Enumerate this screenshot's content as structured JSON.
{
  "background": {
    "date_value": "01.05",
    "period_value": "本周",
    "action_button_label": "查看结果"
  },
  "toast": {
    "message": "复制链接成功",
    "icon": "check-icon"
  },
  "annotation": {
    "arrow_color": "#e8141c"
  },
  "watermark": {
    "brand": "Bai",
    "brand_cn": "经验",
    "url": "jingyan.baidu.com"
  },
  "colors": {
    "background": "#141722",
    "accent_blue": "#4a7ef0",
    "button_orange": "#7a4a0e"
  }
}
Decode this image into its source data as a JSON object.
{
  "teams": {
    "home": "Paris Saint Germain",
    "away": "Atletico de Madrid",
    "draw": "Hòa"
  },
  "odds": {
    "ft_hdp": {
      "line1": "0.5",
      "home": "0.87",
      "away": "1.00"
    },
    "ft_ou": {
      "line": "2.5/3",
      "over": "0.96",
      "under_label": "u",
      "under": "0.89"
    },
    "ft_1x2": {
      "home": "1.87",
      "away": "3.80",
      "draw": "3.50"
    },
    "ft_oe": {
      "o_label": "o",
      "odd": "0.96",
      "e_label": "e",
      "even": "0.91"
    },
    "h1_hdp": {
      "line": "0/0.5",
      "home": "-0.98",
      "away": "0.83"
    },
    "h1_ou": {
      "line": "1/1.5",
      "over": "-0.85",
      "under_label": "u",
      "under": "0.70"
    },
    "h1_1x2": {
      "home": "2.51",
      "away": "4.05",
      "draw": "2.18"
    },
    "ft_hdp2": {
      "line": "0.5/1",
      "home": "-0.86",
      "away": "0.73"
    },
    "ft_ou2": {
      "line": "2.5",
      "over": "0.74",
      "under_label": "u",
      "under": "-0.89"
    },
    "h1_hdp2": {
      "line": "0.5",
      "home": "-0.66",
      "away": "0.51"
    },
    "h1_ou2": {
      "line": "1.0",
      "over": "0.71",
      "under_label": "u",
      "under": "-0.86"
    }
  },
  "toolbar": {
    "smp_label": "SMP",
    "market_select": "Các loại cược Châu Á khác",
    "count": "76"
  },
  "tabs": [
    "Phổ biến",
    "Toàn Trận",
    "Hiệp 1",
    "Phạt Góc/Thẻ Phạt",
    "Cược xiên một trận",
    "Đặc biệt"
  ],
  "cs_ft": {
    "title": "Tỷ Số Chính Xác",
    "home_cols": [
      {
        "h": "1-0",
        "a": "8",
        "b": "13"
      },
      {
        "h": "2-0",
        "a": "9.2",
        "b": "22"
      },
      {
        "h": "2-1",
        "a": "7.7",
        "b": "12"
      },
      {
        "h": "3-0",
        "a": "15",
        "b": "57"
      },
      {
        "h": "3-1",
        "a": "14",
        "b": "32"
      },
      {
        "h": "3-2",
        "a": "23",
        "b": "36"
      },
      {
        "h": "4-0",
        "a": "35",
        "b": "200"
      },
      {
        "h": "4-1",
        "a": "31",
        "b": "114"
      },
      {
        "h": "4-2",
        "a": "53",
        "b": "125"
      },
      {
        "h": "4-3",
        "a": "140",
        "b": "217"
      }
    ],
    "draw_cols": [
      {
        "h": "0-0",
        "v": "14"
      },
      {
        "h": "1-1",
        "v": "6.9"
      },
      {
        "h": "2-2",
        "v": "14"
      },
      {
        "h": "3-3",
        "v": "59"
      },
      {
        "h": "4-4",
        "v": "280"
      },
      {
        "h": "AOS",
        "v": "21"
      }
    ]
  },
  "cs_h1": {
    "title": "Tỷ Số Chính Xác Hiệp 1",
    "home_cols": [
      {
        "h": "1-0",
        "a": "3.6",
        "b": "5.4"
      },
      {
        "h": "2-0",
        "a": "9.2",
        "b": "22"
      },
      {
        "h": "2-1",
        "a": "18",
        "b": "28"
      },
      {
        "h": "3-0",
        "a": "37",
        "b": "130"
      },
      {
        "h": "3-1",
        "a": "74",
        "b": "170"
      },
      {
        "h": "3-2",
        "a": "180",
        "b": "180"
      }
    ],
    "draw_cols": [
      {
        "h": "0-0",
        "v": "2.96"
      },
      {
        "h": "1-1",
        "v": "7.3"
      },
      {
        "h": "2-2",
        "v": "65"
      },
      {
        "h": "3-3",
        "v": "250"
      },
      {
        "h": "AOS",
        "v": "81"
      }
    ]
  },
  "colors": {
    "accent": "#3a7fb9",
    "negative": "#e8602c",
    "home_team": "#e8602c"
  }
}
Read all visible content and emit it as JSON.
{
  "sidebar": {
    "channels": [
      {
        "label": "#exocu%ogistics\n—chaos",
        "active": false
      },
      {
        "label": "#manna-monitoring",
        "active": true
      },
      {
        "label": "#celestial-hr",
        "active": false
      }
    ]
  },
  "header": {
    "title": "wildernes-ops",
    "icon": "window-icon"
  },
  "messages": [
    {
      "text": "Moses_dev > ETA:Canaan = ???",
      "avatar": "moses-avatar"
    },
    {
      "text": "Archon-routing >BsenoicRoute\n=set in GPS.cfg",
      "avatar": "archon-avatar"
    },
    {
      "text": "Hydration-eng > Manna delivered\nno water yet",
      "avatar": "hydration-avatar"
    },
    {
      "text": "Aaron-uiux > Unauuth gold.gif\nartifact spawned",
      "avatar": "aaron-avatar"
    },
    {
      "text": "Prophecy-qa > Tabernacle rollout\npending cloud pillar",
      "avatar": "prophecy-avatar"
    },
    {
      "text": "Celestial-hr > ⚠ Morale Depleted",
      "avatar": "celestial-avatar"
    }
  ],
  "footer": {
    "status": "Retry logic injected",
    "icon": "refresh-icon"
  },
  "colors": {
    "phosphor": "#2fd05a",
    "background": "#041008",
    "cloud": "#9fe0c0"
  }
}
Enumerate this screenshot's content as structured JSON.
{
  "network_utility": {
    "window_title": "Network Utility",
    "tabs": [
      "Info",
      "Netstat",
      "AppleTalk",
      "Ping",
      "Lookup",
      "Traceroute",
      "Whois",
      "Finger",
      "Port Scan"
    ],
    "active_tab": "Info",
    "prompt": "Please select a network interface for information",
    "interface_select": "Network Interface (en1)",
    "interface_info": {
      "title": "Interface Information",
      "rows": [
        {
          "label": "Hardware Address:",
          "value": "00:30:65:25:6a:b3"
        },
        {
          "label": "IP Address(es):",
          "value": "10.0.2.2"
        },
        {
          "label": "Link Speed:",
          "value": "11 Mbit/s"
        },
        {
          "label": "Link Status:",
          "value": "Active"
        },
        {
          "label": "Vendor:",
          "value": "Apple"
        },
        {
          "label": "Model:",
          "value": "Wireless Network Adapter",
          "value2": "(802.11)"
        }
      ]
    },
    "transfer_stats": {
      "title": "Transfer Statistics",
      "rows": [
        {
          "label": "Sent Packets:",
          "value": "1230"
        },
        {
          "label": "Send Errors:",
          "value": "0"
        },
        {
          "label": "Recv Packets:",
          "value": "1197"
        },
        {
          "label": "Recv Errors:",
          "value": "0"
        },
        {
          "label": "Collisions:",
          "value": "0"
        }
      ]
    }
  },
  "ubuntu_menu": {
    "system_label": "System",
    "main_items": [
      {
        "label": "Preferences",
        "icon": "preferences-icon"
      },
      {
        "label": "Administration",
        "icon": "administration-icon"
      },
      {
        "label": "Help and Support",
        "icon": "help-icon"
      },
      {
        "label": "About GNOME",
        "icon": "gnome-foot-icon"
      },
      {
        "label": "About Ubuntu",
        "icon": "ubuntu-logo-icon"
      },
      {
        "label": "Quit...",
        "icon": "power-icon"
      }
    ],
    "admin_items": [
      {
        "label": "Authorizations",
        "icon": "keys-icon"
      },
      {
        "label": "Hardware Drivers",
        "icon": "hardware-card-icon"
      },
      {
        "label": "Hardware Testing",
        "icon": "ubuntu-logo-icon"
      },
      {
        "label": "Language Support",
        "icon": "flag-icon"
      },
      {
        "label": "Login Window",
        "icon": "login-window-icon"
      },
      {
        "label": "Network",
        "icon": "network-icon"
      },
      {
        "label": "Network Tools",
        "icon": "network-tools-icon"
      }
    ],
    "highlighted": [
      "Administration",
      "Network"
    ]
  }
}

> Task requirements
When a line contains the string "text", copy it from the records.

> Exercise solution
      "text": "Moses_dev > ETA:Canaan = ???",
      "text": "Archon-routing >BsenoicRoute\n=set in GPS.cfg",
      "text": "Hydration-eng > Manna delivered\nno water yet",
      "text": "Aaron-uiux > Unauuth gold.gif\nartifact spawned",
      "text": "Prophecy-qa > Tabernacle rollout\npending cloud pillar",
      "text": "Celestial-hr > ⚠ Morale Depleted",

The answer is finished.